→ **Excerpts from a dataset**:
╭──
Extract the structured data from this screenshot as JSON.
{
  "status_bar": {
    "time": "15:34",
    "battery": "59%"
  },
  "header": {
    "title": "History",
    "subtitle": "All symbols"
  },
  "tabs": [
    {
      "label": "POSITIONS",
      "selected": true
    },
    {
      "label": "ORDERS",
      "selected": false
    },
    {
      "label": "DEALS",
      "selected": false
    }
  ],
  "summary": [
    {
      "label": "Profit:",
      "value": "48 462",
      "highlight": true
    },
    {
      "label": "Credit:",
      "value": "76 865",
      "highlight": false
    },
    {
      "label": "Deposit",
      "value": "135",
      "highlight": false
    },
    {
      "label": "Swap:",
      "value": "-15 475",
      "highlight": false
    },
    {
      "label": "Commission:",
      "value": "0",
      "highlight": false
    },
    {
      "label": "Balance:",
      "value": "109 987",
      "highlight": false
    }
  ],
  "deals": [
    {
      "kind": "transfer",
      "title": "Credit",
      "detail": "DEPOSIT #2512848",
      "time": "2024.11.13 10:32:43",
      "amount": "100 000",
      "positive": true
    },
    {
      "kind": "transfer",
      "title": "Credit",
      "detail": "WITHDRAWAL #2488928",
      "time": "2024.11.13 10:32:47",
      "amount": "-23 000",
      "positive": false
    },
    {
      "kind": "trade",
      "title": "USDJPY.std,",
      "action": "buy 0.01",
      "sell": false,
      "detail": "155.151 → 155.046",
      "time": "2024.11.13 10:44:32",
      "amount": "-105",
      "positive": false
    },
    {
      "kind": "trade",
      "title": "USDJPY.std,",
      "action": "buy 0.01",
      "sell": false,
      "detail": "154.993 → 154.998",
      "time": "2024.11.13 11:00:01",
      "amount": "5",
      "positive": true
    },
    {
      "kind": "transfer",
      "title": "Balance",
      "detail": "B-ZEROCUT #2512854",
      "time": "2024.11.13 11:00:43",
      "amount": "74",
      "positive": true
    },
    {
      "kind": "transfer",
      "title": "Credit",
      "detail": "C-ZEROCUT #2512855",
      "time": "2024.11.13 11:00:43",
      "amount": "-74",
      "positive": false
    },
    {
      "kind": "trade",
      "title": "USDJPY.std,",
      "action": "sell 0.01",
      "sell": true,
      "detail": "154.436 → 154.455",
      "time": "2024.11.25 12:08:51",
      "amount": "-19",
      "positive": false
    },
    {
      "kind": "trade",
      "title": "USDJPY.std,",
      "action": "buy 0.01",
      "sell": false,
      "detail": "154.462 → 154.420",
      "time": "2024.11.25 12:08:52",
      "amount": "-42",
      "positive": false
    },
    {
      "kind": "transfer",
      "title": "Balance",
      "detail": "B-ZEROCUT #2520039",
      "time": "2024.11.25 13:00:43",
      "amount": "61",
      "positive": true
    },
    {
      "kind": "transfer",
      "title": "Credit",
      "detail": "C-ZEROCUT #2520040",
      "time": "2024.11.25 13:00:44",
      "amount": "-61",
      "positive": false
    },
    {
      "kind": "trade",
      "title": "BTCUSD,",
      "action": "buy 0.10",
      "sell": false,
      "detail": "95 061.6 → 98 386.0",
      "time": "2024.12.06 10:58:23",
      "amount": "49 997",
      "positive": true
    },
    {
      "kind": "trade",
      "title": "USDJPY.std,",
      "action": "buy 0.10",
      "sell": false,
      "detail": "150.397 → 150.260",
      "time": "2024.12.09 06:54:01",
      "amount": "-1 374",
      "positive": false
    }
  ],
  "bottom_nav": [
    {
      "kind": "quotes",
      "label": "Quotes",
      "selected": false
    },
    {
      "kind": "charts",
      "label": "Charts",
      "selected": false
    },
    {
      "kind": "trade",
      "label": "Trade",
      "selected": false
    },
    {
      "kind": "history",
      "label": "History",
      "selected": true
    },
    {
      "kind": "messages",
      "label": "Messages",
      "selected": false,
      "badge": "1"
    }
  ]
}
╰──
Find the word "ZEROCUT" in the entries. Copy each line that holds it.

      "detail": "B-ZEROCUT #2512854",
      "detail": "C-ZEROCUT #2512855",
      "detail": "B-ZEROCUT #2520039",
      "detail": "C-ZEROCUT #2520040",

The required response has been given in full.